▸ HOW TO COMPLETE THIS TASK: For each line in the data below that holds "name", return a copy.

▸ MATERIALS PROVIDED:
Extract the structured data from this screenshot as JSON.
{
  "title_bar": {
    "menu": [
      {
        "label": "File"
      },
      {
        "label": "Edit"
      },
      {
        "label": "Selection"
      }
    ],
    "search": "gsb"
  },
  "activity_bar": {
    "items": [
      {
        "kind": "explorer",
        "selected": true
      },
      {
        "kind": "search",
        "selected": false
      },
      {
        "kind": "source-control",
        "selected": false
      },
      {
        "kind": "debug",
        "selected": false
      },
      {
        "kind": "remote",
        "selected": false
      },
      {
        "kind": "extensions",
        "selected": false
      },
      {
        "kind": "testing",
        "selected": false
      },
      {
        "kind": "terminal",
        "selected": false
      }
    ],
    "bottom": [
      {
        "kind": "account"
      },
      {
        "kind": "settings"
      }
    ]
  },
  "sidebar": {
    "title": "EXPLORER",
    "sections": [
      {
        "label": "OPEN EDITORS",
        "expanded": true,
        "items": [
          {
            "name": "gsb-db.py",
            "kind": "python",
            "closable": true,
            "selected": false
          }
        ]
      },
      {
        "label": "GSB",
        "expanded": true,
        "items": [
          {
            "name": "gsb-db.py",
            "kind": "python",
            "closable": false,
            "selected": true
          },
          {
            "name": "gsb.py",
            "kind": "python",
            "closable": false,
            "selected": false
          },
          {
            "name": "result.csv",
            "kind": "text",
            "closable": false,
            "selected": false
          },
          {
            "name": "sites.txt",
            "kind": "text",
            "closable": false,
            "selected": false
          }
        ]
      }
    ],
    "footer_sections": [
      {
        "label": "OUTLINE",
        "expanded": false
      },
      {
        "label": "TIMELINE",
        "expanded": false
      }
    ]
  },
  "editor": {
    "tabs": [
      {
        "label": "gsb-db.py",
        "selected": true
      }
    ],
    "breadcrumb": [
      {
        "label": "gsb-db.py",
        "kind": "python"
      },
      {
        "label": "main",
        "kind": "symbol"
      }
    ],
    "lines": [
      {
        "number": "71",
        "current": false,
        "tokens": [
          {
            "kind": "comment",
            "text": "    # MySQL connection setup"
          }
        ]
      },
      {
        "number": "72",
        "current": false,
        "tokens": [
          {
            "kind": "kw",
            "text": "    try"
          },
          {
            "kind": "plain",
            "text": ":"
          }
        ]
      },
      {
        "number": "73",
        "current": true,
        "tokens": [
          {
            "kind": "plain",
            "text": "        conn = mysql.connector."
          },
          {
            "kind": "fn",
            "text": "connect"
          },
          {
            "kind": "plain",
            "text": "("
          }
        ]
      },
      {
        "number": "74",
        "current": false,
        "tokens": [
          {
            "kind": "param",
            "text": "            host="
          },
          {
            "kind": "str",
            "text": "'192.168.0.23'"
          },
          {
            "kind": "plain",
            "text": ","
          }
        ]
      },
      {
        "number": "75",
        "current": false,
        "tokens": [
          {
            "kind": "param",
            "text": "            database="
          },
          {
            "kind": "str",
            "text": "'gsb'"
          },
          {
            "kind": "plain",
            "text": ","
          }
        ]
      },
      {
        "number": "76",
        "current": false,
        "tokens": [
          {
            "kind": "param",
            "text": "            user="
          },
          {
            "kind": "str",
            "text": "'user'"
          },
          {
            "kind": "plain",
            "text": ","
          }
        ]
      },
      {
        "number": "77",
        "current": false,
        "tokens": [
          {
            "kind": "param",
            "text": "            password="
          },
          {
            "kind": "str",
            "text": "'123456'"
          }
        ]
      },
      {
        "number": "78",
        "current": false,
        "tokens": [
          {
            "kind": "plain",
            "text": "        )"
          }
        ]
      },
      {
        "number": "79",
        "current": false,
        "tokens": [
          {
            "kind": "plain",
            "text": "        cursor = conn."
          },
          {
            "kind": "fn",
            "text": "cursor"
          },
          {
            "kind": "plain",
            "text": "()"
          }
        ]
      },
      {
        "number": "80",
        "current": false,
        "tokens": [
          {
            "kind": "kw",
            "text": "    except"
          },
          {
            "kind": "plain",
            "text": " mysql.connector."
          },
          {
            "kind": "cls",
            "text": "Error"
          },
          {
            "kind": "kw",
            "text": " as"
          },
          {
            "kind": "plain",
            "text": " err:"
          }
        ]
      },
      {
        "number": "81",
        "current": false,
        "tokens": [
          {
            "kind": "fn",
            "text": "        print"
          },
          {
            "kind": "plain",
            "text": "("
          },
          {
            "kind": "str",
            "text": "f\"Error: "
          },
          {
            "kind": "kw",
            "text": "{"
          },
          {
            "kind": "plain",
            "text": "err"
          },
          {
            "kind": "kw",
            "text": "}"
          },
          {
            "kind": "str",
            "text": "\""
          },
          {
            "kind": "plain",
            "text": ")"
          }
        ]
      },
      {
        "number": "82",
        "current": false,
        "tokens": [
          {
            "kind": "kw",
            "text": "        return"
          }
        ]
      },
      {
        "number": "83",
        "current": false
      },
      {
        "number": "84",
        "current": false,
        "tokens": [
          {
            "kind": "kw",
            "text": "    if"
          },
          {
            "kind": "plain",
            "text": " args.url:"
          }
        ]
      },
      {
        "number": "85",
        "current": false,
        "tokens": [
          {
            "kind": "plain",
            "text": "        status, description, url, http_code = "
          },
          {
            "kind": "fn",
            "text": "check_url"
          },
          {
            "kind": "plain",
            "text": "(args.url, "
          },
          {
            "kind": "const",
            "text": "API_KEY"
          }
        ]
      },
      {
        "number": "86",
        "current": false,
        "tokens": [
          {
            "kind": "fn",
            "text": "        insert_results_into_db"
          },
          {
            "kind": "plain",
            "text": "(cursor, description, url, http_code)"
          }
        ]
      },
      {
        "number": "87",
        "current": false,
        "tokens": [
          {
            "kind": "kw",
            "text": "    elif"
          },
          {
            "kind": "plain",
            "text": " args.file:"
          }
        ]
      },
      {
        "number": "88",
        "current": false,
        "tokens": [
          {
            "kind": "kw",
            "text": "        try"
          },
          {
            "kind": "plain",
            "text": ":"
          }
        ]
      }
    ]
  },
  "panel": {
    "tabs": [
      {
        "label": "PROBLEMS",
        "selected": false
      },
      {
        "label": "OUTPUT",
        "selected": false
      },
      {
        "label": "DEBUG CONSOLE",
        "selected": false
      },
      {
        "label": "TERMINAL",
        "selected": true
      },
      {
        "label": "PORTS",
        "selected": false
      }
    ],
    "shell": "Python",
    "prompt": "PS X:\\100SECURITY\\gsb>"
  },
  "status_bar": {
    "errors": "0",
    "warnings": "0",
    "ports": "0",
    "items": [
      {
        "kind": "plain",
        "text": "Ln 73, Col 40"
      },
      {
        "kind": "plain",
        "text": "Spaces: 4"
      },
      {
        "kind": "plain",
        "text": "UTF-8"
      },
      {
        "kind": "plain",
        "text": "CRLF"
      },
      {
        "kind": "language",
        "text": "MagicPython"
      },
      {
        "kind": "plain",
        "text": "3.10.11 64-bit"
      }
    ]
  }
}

▸ SOLUTION TO THIS EXERCISE:
            "name": "gsb-db.py",
            "name": "gsb-db.py",
            "name": "gsb.py",
            "name": "result.csv",
            "name": "sites.txt",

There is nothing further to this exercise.